By Karen Petrou
- Although a new BIS report finally takes seriously the proposition that central banks may inadvertently increase economic inequality, it goes on to dismiss it because any inequality impact is said to be short-lived thanks to fiscal policy.
- However, neither short-lived inequality nor effective fiscal clean-up is substantiated by data in the U.S.
- But, while the BIS at least acknowledges some inequality impact, the Federal Reserve is obdurate that it doesn’t make economic inequality even a little bit worse. This means prolonged policy with still more profound anti-equality impact.
It is the purpose of this blog and my new book to show not just that monetary and regulatory policy may increase economic inequality, but also that the Fed’s policies since at least 2010 in fact did so. This isn’t an academic exercise – it’s an effort to show as analytically as possible how monetary policy exacerbates inequality so monetary policy alters course before inequality’s systemic, political, and human cost grow still higher. However, disciplined analytics that power up effective advocacy must be open to correction.
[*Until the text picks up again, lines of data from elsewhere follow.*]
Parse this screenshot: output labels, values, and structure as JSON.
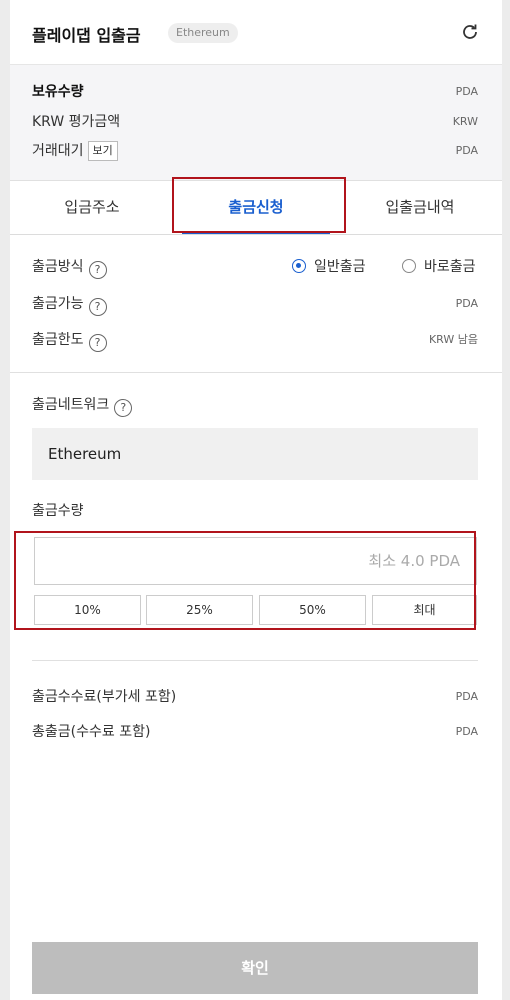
{
  "header": {
    "title": "플레이댑 입출금",
    "network_badge": "Ethereum"
  },
  "holdings": {
    "rows": [
      {
        "label": "보유수량",
        "value": "PDA"
      },
      {
        "label": "KRW 평가금액",
        "value": "KRW"
      },
      {
        "label": "거래대기",
        "value": "PDA",
        "button": "보기"
      }
    ]
  },
  "tabs": [
    {
      "label": "입금주소",
      "active": false
    },
    {
      "label": "출금신청",
      "active": true
    },
    {
      "label": "입출금내역",
      "active": false
    }
  ],
  "withdraw": {
    "method_label": "출금방식",
    "method_options": [
      {
        "label": "일반출금",
        "selected": true
      },
      {
        "label": "바로출금",
        "selected": false
      }
    ],
    "available_label": "출금가능",
    "available_value": "PDA",
    "limit_label": "출금한도",
    "limit_value": "KRW 남음",
    "help_glyph": "?",
    "network_label": "출금네트워크",
    "network_value": "Ethereum",
    "amount_label": "출금수량",
    "amount_placeholder": "최소 4.0 PDA",
    "amount_value": "",
    "percent_buttons": [
      "10%",
      "25%",
      "50%",
      "최대"
    ],
    "fee_label": "출금수수료(부가세 포함)",
    "fee_value": "PDA",
    "total_label": "총출금(수수료 포함)",
    "total_value": "PDA",
    "confirm_label": "확인"
  },
  "colors": {
    "accent": "#1a5fcf",
    "highlight_box": "#b1141c",
    "confirm_disabled": "#bdbdbd"
  },
  "icons": {
    "refresh": "refresh-icon",
    "help": "help-icon"
  }
}
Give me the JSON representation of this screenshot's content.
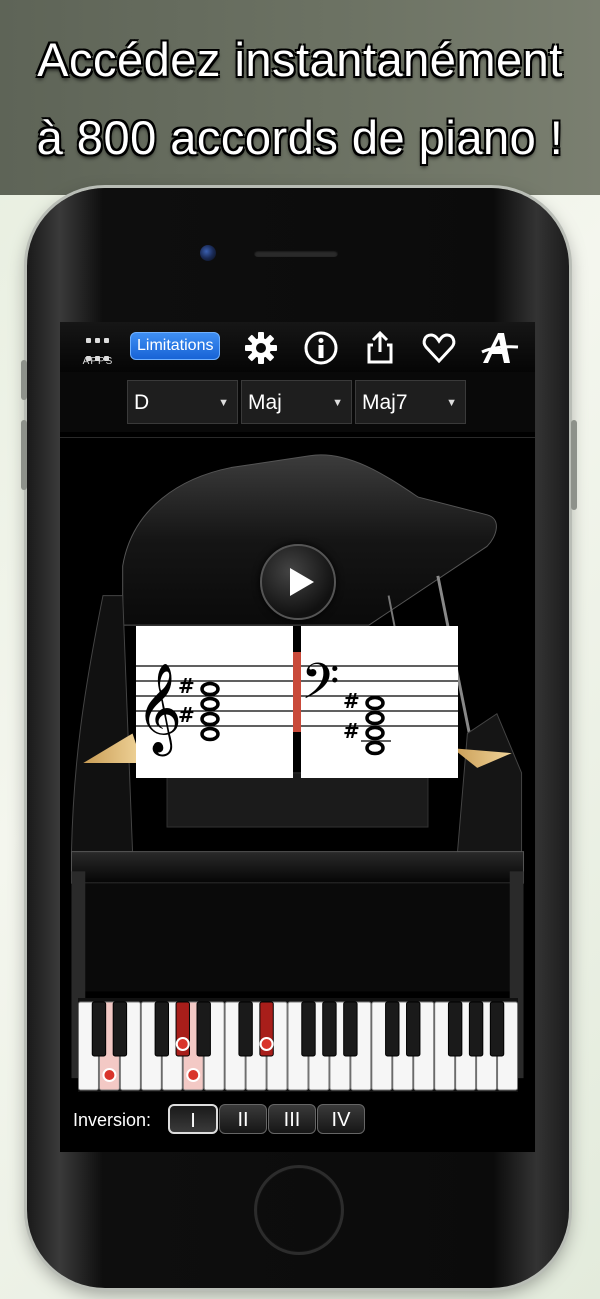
{
  "banner": {
    "line1": "Accédez instantanément",
    "line2": "à 800 accords de piano !"
  },
  "toolbar": {
    "apps_label": "APPS",
    "limitations_label": "Limitations",
    "icons": [
      "gear-icon",
      "info-icon",
      "share-icon",
      "heart-icon",
      "font-icon"
    ]
  },
  "selectors": {
    "root": "D",
    "quality": "Maj",
    "extension": "Maj7"
  },
  "inversion": {
    "label": "Inversion:",
    "options": [
      "I",
      "II",
      "III",
      "IV"
    ],
    "selected": "I"
  },
  "colors": {
    "accent": "#2a7ce8",
    "highlight_key": "#d9342b"
  }
}
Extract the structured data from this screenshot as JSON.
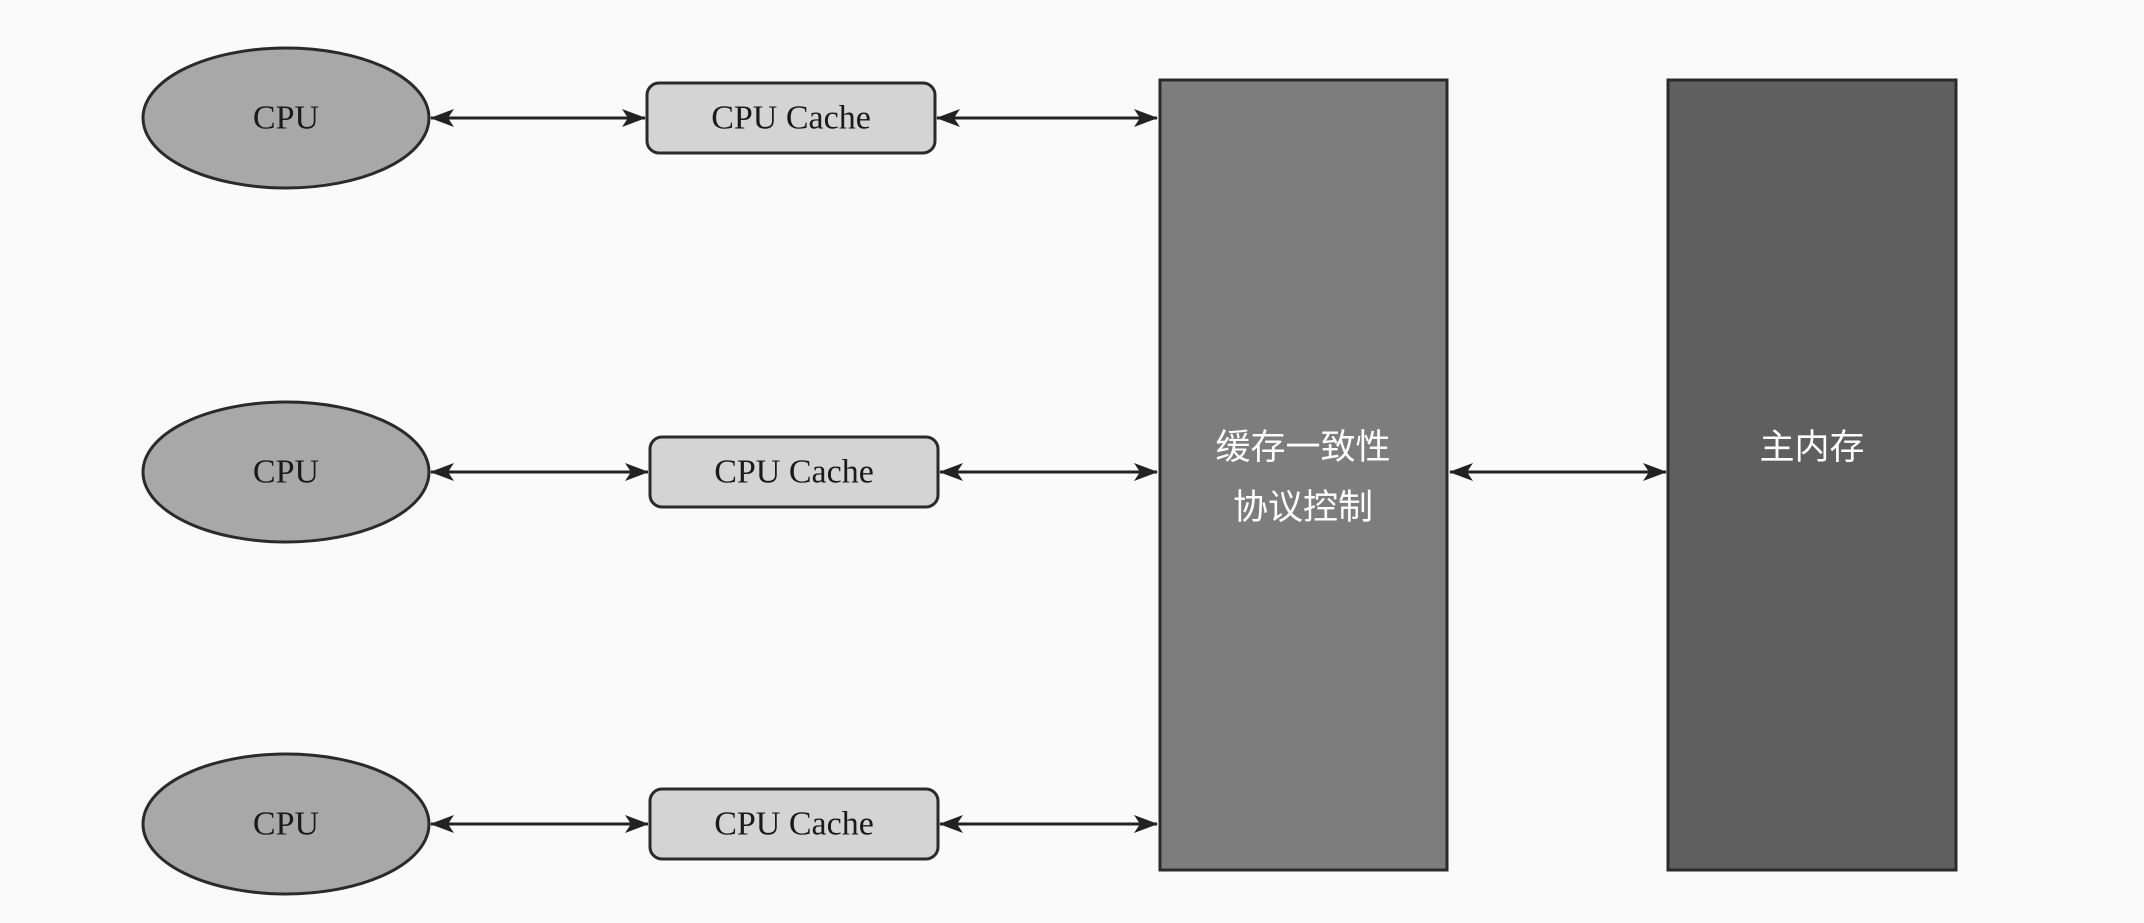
{
  "cpus": [
    {
      "label": "CPU"
    },
    {
      "label": "CPU"
    },
    {
      "label": "CPU"
    }
  ],
  "caches": [
    {
      "label": "CPU Cache"
    },
    {
      "label": "CPU Cache"
    },
    {
      "label": "CPU Cache"
    }
  ],
  "coherence_controller": {
    "label_line1": "缓存一致性",
    "label_line2": "协议控制"
  },
  "main_memory": {
    "label": "主内存"
  },
  "colors": {
    "cpu_fill": "#a8a8a8",
    "cache_fill": "#d4d4d4",
    "controller_fill": "#7d7d7d",
    "memory_fill": "#5f5f5f",
    "stroke": "#2a2a2a",
    "arrow": "#222222"
  }
}
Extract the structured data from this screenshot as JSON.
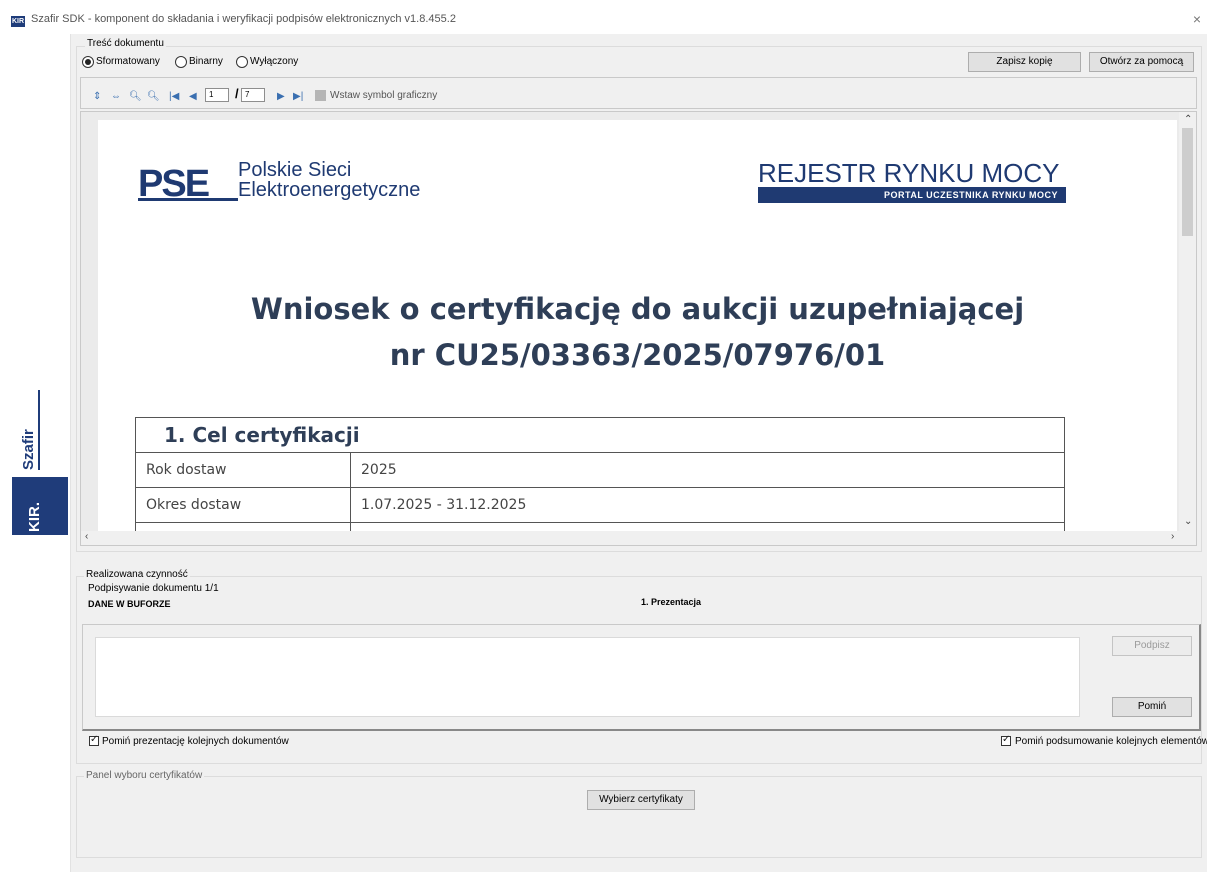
{
  "window": {
    "title": "Szafir SDK - komponent do składania i weryfikacji podpisów elektronicznych v1.8.455.2",
    "app_icon_text": "KIR",
    "close_glyph": "×"
  },
  "brand": {
    "szafir_label": "Szafir",
    "kir_label": "KIR."
  },
  "content_group": {
    "label": "Treść dokumentu",
    "modes": [
      {
        "label": "Sformatowany",
        "selected": true
      },
      {
        "label": "Binarny",
        "selected": false
      },
      {
        "label": "Wyłączony",
        "selected": false
      }
    ],
    "save_copy_label": "Zapisz kopię",
    "open_with_label": "Otwórz za pomocą"
  },
  "toolbar": {
    "current_page": "1",
    "page_separator": "/",
    "total_pages": "7",
    "insert_symbol_label": "Wstaw symbol graficzny"
  },
  "document": {
    "pse_name_line1": "Polskie Sieci",
    "pse_name_line2": "Elektroenergetyczne",
    "registry_title": "REJESTR RYNKU MOCY",
    "registry_subtitle": "PORTAL UCZESTNIKA RYNKU MOCY",
    "title_line1": "Wniosek o certyfikację do aukcji uzupełniającej",
    "title_line2": "nr CU25/03363/2025/07976/01",
    "section_heading": "1. Cel certyfikacji",
    "rows": [
      {
        "label": "Rok dostaw",
        "value": "2025"
      },
      {
        "label": "Okres dostaw",
        "value": "1.07.2025 - 31.12.2025"
      }
    ]
  },
  "activity": {
    "label": "Realizowana czynność",
    "progress": "Podpisywanie dokumentu 1/1",
    "buffer_status": "DANE W BUFORZE",
    "step": "1. Prezentacja",
    "sign_label": "Podpisz",
    "skip_label": "Pomiń",
    "skip_presentation_label": "Pomiń prezentację kolejnych dokumentów",
    "skip_summary_label": "Pomiń podsumowanie kolejnych elementów"
  },
  "certificates": {
    "label": "Panel wyboru certyfikatów",
    "choose_label": "Wybierz certyfikaty"
  },
  "colors": {
    "brand_navy": "#1f3a72",
    "title_slate": "#2e3e57"
  }
}
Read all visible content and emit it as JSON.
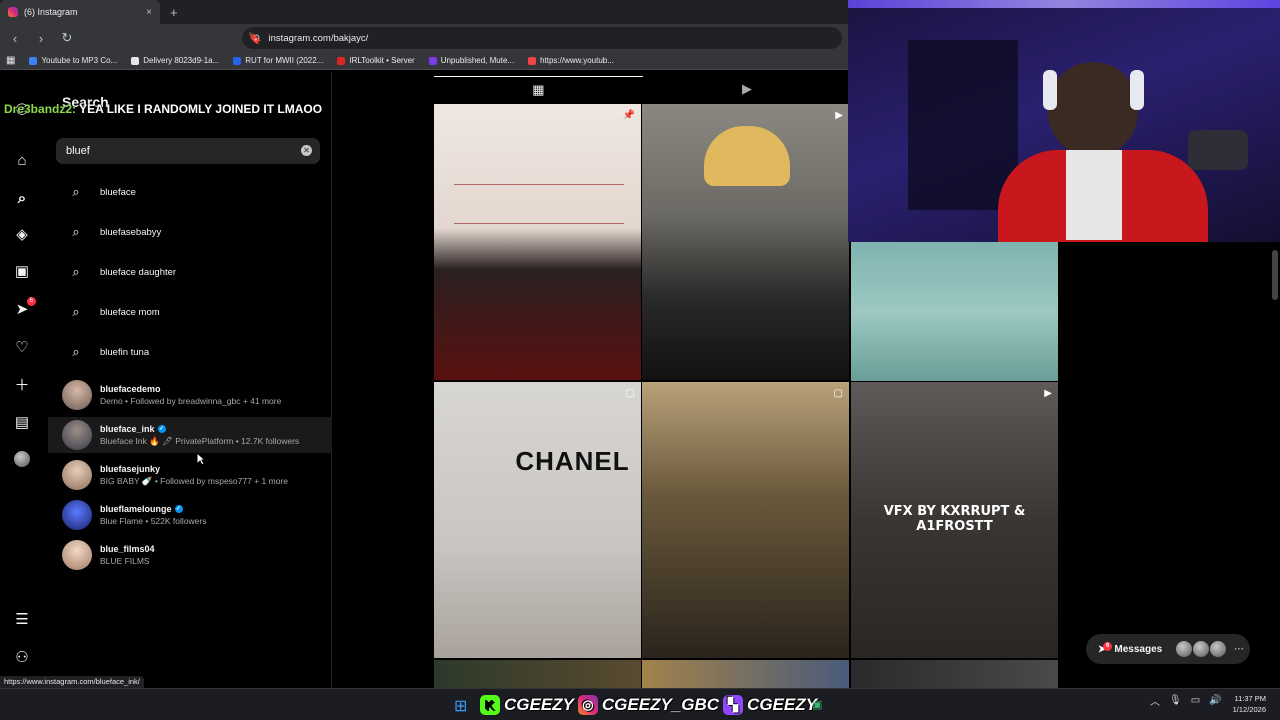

This blog post thus looks first at a new, if halting, acknowledgement of at least some inequality impact from the Bank for International Settlements and then the Fed’s still-stout denial that it has any responsibility for the growing U.S. wealth and income divide.
Continue reading “The Central-Bank Inequality Excuse and Why It’s No Exoneration”
By Karen Petrou
- African-Americans were better off before the civil-rights era began than they were in mid-2019.
- Truly huge disparities lie between white and black Americans in terms of income, wealth, and inter-generational mobility.
- And that was before COVID eviscerated low-income households of color from both a health and economic point of view.
- It’s past time for equality-focused financial policy, starting first with Equality Banks.
Continue reading “Trying to Get By While Black”
By Karen Petrou
- Pre-COVID inequality evidenced itself instantly in post-COVID consumer-finance extremis.
- A unique construct of ground-up recovery policies is an essential, urgent response.
- Regulatory revisions would help and long-overdue equitable liquidity facilities would do still more.
- New public guarantees are critical.
Ever since the U.S. economy crept out of recession, the Fed has represented its slow, inequitable recovery as a “good place.” Its own 2018 economic well-being survey contradicted this and the latest data released on May 14 are no better before COVID came and a lot worse thereafter. These data make it still more clear that the Fed must quickly reorient its trickle-down rescues to move money starting at ground level, but even that won’t be sufficient given the magnitude of COVID’s economic impact. The combination of macroeconomic harm and financial-system hurt also requires a reset in which new public guarantees for prudent private financing fully recognized by new rules play a major part. Continue reading “Bad Things about the Good Place and How to Pretty It Back Up”